[Data section Boundary: Start]

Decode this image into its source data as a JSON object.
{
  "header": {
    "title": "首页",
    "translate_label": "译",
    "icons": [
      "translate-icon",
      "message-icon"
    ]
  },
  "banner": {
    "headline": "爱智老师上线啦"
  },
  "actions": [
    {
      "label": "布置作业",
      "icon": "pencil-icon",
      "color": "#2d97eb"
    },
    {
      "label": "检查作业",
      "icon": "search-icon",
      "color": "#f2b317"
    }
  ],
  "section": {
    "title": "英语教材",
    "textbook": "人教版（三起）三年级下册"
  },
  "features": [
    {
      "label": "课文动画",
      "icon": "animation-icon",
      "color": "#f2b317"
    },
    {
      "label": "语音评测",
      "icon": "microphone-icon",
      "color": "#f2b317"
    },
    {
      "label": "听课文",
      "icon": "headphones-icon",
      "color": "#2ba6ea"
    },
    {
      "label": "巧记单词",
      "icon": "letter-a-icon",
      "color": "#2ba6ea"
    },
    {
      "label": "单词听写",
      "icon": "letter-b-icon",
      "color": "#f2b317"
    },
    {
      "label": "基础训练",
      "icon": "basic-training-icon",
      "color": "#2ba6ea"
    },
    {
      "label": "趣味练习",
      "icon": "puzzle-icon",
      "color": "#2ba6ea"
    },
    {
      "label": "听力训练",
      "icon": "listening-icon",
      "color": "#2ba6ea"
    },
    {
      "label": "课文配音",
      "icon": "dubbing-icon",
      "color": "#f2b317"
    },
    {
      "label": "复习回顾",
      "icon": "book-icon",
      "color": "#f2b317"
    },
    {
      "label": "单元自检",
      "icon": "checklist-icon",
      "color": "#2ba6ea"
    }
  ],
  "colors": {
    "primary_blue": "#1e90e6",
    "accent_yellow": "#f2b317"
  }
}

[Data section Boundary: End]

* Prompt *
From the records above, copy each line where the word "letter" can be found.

* Response to this task *
      "icon": "letter-a-icon",
      "icon": "letter-b-icon",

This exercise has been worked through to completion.